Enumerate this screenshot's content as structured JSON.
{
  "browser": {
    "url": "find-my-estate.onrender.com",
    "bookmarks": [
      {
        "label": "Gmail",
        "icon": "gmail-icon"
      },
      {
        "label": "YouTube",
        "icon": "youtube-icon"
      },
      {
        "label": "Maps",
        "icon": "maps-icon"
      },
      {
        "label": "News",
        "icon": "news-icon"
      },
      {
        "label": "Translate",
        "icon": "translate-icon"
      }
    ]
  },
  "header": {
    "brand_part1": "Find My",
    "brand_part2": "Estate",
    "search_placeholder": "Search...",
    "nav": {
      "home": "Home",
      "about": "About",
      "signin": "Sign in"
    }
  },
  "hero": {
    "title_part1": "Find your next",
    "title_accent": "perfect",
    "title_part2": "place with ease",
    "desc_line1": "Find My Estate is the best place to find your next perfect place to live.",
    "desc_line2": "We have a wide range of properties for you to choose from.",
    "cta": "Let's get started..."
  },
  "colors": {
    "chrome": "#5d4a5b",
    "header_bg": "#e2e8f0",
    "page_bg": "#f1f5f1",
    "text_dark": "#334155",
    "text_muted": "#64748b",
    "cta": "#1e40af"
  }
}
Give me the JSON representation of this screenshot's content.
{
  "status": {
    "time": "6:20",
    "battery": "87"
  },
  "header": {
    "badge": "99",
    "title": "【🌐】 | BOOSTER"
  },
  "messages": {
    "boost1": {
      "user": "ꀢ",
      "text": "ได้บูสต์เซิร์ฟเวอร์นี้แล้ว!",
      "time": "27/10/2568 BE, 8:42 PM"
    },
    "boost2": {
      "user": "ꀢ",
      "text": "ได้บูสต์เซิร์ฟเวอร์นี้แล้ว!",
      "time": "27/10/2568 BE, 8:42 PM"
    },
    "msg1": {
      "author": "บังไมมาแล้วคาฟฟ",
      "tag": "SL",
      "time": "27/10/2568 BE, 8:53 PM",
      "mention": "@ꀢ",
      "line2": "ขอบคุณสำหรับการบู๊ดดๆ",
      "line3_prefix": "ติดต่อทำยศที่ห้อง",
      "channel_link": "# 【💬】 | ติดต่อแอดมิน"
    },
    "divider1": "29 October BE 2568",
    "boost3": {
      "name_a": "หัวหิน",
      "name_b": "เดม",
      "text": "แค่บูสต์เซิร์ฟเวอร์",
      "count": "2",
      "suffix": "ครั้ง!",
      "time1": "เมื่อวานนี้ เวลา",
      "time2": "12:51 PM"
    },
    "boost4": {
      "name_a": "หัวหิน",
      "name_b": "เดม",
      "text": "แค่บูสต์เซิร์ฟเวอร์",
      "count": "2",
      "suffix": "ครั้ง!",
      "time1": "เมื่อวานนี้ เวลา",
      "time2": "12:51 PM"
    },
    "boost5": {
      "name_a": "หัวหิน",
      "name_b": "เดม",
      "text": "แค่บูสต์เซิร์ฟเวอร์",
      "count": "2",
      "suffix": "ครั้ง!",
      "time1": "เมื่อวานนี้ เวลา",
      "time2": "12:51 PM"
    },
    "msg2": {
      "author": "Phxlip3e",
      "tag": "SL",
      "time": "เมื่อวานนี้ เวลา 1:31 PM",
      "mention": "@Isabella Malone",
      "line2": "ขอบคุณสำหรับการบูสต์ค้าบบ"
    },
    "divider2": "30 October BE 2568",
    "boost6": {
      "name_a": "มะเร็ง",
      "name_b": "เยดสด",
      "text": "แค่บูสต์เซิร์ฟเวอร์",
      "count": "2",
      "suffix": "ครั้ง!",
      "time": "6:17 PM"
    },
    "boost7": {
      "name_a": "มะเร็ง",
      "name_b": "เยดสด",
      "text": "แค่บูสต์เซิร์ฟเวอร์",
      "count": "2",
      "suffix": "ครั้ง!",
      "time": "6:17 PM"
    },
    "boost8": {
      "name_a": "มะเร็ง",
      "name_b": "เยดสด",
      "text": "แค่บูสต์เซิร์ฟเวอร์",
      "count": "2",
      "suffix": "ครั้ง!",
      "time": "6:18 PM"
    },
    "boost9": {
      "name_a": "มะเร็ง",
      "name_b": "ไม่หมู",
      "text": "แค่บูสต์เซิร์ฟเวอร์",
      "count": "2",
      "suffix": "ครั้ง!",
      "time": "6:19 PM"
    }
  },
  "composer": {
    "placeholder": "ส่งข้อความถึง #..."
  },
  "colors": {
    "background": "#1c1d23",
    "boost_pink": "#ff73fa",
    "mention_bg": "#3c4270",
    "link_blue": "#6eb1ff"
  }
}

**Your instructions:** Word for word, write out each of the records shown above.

**Exercise solution:**
Enumerate this screenshot's content as structured JSON.
{
  "browser": {
    "url": "find-my-estate.onrender.com",
    "bookmarks": [
      {
        "label": "Gmail",
        "icon": "gmail-icon"
      },
      {
        "label": "YouTube",
        "icon": "youtube-icon"
      },
      {
        "label": "Maps",
        "icon": "maps-icon"
      },
      {
        "label": "News",
        "icon": "news-icon"
      },
      {
        "label": "Translate",
        "icon": "translate-icon"
      }
    ]
  },
  "header": {
    "brand_part1": "Find My",
    "brand_part2": "Estate",
    "search_placeholder": "Search...",
    "nav": {
      "home": "Home",
      "about": "About",
      "signin": "Sign in"
    }
  },
  "hero": {
    "title_part1": "Find your next",
    "title_accent": "perfect",
    "title_part2": "place with ease",
    "desc_line1": "Find My Estate is the best place to find your next perfect place to live.",
    "desc_line2": "We have a wide range of properties for you to choose from.",
    "cta": "Let's get started..."
  },
  "colors": {
    "chrome": "#5d4a5b",
    "header_bg": "#e2e8f0",
    "page_bg": "#f1f5f1",
    "text_dark": "#334155",
    "text_muted": "#64748b",
    "cta": "#1e40af"
  }
}
Give me the JSON representation of this screenshot's content.
{
  "status": {
    "time": "6:20",
    "battery": "87"
  },
  "header": {
    "badge": "99",
    "title": "【🌐】 | BOOSTER"
  },
  "messages": {
    "boost1": {
      "user": "ꀢ",
      "text": "ได้บูสต์เซิร์ฟเวอร์นี้แล้ว!",
      "time": "27/10/2568 BE, 8:42 PM"
    },
    "boost2": {
      "user": "ꀢ",
      "text": "ได้บูสต์เซิร์ฟเวอร์นี้แล้ว!",
      "time": "27/10/2568 BE, 8:42 PM"
    },
    "msg1": {
      "author": "บังไมมาแล้วคาฟฟ",
      "tag": "SL",
      "time": "27/10/2568 BE, 8:53 PM",
      "mention": "@ꀢ",
      "line2": "ขอบคุณสำหรับการบู๊ดดๆ",
      "line3_prefix": "ติดต่อทำยศที่ห้อง",
      "channel_link": "# 【💬】 | ติดต่อแอดมิน"
    },
    "divider1": "29 October BE 2568",
    "boost3": {
      "name_a": "หัวหิน",
      "name_b": "เดม",
      "text": "แค่บูสต์เซิร์ฟเวอร์",
      "count": "2",
      "suffix": "ครั้ง!",
      "time1": "เมื่อวานนี้ เวลา",
      "time2": "12:51 PM"
    },
    "boost4": {
      "name_a": "หัวหิน",
      "name_b": "เดม",
      "text": "แค่บูสต์เซิร์ฟเวอร์",
      "count": "2",
      "suffix": "ครั้ง!",
      "time1": "เมื่อวานนี้ เวลา",
      "time2": "12:51 PM"
    },
    "boost5": {
      "name_a": "หัวหิน",
      "name_b": "เดม",
      "text": "แค่บูสต์เซิร์ฟเวอร์",
      "count": "2",
      "suffix": "ครั้ง!",
      "time1": "เมื่อวานนี้ เวลา",
      "time2": "12:51 PM"
    },
    "msg2": {
      "author": "Phxlip3e",
      "tag": "SL",
      "time": "เมื่อวานนี้ เวลา 1:31 PM",
      "mention": "@Isabella Malone",
      "line2": "ขอบคุณสำหรับการบูสต์ค้าบบ"
    },
    "divider2": "30 October BE 2568",
    "boost6": {
      "name_a": "มะเร็ง",
      "name_b": "เยดสด",
      "text": "แค่บูสต์เซิร์ฟเวอร์",
      "count": "2",
      "suffix": "ครั้ง!",
      "time": "6:17 PM"
    },
    "boost7": {
      "name_a": "มะเร็ง",
      "name_b": "เยดสด",
      "text": "แค่บูสต์เซิร์ฟเวอร์",
      "count": "2",
      "suffix": "ครั้ง!",
      "time": "6:17 PM"
    },
    "boost8": {
      "name_a": "มะเร็ง",
      "name_b": "เยดสด",
      "text": "แค่บูสต์เซิร์ฟเวอร์",
      "count": "2",
      "suffix": "ครั้ง!",
      "time": "6:18 PM"
    },
    "boost9": {
      "name_a": "มะเร็ง",
      "name_b": "ไม่หมู",
      "text": "แค่บูสต์เซิร์ฟเวอร์",
      "count": "2",
      "suffix": "ครั้ง!",
      "time": "6:19 PM"
    }
  },
  "composer": {
    "placeholder": "ส่งข้อความถึง #..."
  },
  "colors": {
    "background": "#1c1d23",
    "boost_pink": "#ff73fa",
    "mention_bg": "#3c4270",
    "link_blue": "#6eb1ff"
  }
}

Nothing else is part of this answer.